Light-dependent magnetoreception in birds : increasing intensity of monochromatic light changes the nature of the response

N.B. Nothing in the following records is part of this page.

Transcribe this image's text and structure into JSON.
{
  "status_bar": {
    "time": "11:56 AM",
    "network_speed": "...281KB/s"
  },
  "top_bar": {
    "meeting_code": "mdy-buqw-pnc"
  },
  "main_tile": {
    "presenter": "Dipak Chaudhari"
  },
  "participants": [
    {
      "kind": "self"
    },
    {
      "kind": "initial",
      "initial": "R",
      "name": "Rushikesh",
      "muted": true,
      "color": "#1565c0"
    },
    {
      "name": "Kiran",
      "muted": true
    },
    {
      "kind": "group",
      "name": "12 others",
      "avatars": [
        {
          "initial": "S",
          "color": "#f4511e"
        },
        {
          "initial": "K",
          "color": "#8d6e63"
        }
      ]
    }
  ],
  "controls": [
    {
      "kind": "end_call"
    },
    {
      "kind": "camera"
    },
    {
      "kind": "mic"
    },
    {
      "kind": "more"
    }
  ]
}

- Background The Radical Pair model proposes that magnetoreception is a light-dependent process. Under low monochromatic light from the short-wavelength part of the visual spectrum, migratory birds show orientation in their migratory direction. Under monochromatic light of higher intensity, however, they showed unusual preferences in other directions or axial preferences. To determine whether or not these responses are still controlled by the respective light regimes, European robins, Erithacus rubecula, were tested under UV, Blue, Turquoise and Green light at increasing intensities, with orientation in migratory direction serving as a criterion whether or not magnetoreception works in the normal way. Results Under low light with a quantal flux of 8 times 10 to 15 power quanta s-1 m-2, the birds were well oriented in their seasonally appropriate migratory direction under 424 nm Blue, 502 nm Turquoise and 565 nm Green light, indicating unimpaired magnetoreception. Under 373 nm UV of the same quantal flux, they were not oriented in migratory direction, showing a preference of the east-west axis instead, but they showed excellent orientation in migratory direction under UV of lower intensity. Intensities of above 36 times 10 to 15 power quanta s-1 m-2 of Blue, Turquoise and Green light elicited a variety of responses: disorientation, headings along the east-west axis, headings along the north-south axis or 'fixed' direction tendencies. These responses changed as the intensity was increased from 36 times 10 to the 15 power quanta s-1 m-2 to 54 and 72 times 10 to 15 power quanta s-1 m-2. Conclusion The specific manifestation of responses in directions other than migratory direction clearly depends on the ambient light regime. This implies that although mechanisms normally providing magnetic compass information seem disrupted, processes that are activated by light still control the behavior. It suggests complex interactions between different types of receptors, magnetic and visual. The nature of the receptors involved and details of their connections are not yet known; however, a role of the color cones in the processes mediating magnetic input is suggested.